## EXERCISE BRIEF
Once the images are set aside, write out the rest of the records exactly.

## EXERCISE INPUTS
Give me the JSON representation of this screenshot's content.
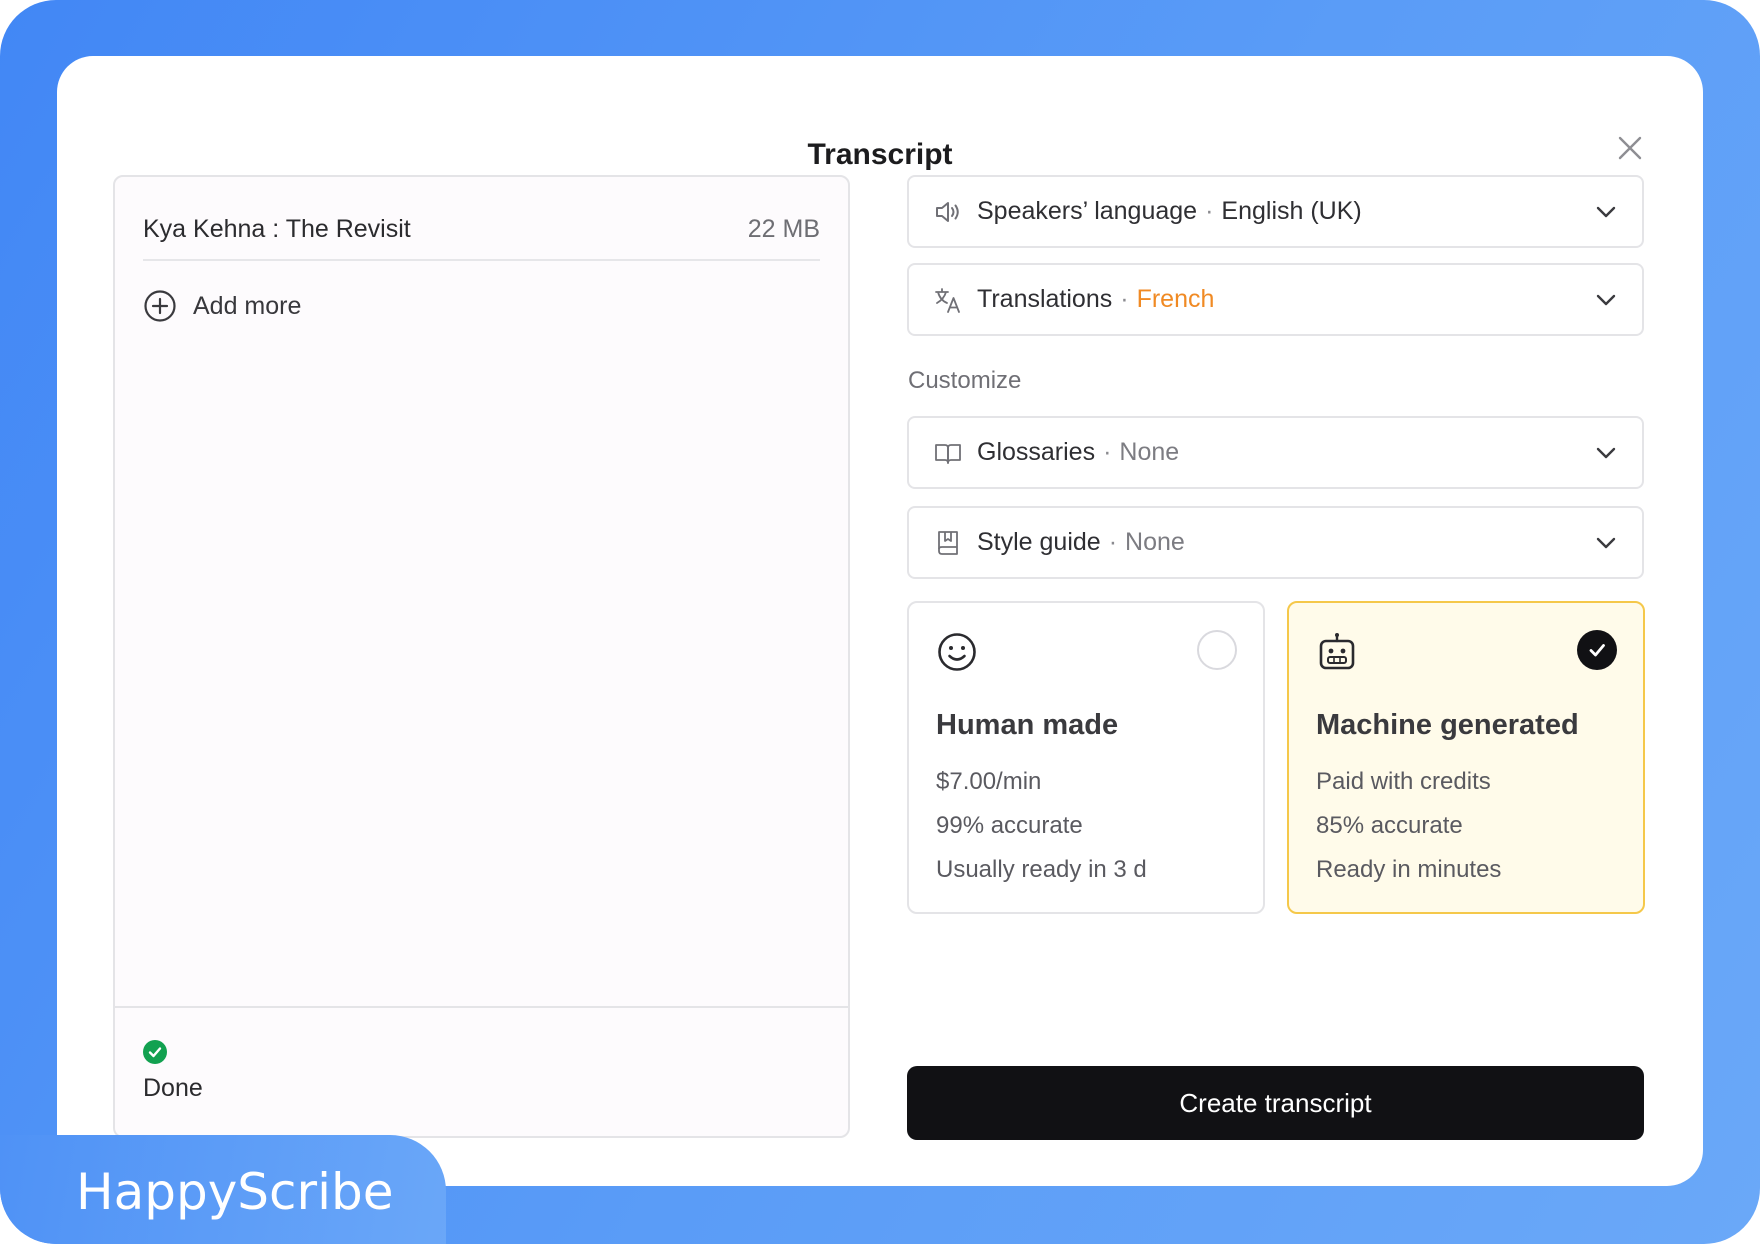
{
  "modal": {
    "title": "Transcript"
  },
  "file_panel": {
    "file": {
      "name": "Kya Kehna : The Revisit",
      "size": "22 MB"
    },
    "add_more_label": "Add more",
    "status": "Done"
  },
  "settings": {
    "speakers_language": {
      "label": "Speakers’ language",
      "separator": "·",
      "value": "English (UK)"
    },
    "translations": {
      "label": "Translations",
      "separator": "·",
      "value": "French"
    },
    "customize_label": "Customize",
    "glossaries": {
      "label": "Glossaries",
      "separator": "·",
      "value": "None"
    },
    "style_guide": {
      "label": "Style guide",
      "separator": "·",
      "value": "None"
    }
  },
  "options": {
    "human": {
      "icon": "smiley-icon",
      "title": "Human made",
      "price": "$7.00/min",
      "accuracy": "99% accurate",
      "turnaround": "Usually ready in 3 d",
      "selected": false
    },
    "machine": {
      "icon": "robot-icon",
      "title": "Machine generated",
      "price": "Paid with credits",
      "accuracy": "85% accurate",
      "turnaround": "Ready in minutes",
      "selected": true
    }
  },
  "actions": {
    "create_label": "Create transcript"
  },
  "brand": {
    "name": "HappyScribe"
  },
  "colors": {
    "background_gradient_start": "#4287f5",
    "background_gradient_end": "#6aa8f8",
    "accent_orange": "#f08a24",
    "selected_card_border": "#f5c84a",
    "selected_card_fill": "#fffbea",
    "primary_button": "#111114",
    "status_green": "#12a150"
  }
}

## ANSWER TO THIS EXERCISE
Give me the JSON representation of this screenshot's content.
{
  "modal": {
    "title": "Transcript"
  },
  "file_panel": {
    "file": {
      "name": "Kya Kehna : The Revisit",
      "size": "22 MB"
    },
    "add_more_label": "Add more",
    "status": "Done"
  },
  "settings": {
    "speakers_language": {
      "label": "Speakers’ language",
      "separator": "·",
      "value": "English (UK)"
    },
    "translations": {
      "label": "Translations",
      "separator": "·",
      "value": "French"
    },
    "customize_label": "Customize",
    "glossaries": {
      "label": "Glossaries",
      "separator": "·",
      "value": "None"
    },
    "style_guide": {
      "label": "Style guide",
      "separator": "·",
      "value": "None"
    }
  },
  "options": {
    "human": {
      "icon": "smiley-icon",
      "title": "Human made",
      "price": "$7.00/min",
      "accuracy": "99% accurate",
      "turnaround": "Usually ready in 3 d",
      "selected": false
    },
    "machine": {
      "icon": "robot-icon",
      "title": "Machine generated",
      "price": "Paid with credits",
      "accuracy": "85% accurate",
      "turnaround": "Ready in minutes",
      "selected": true
    }
  },
  "actions": {
    "create_label": "Create transcript"
  },
  "brand": {
    "name": "HappyScribe"
  },
  "colors": {
    "background_gradient_start": "#4287f5",
    "background_gradient_end": "#6aa8f8",
    "accent_orange": "#f08a24",
    "selected_card_border": "#f5c84a",
    "selected_card_fill": "#fffbea",
    "primary_button": "#111114",
    "status_green": "#12a150"
  }
}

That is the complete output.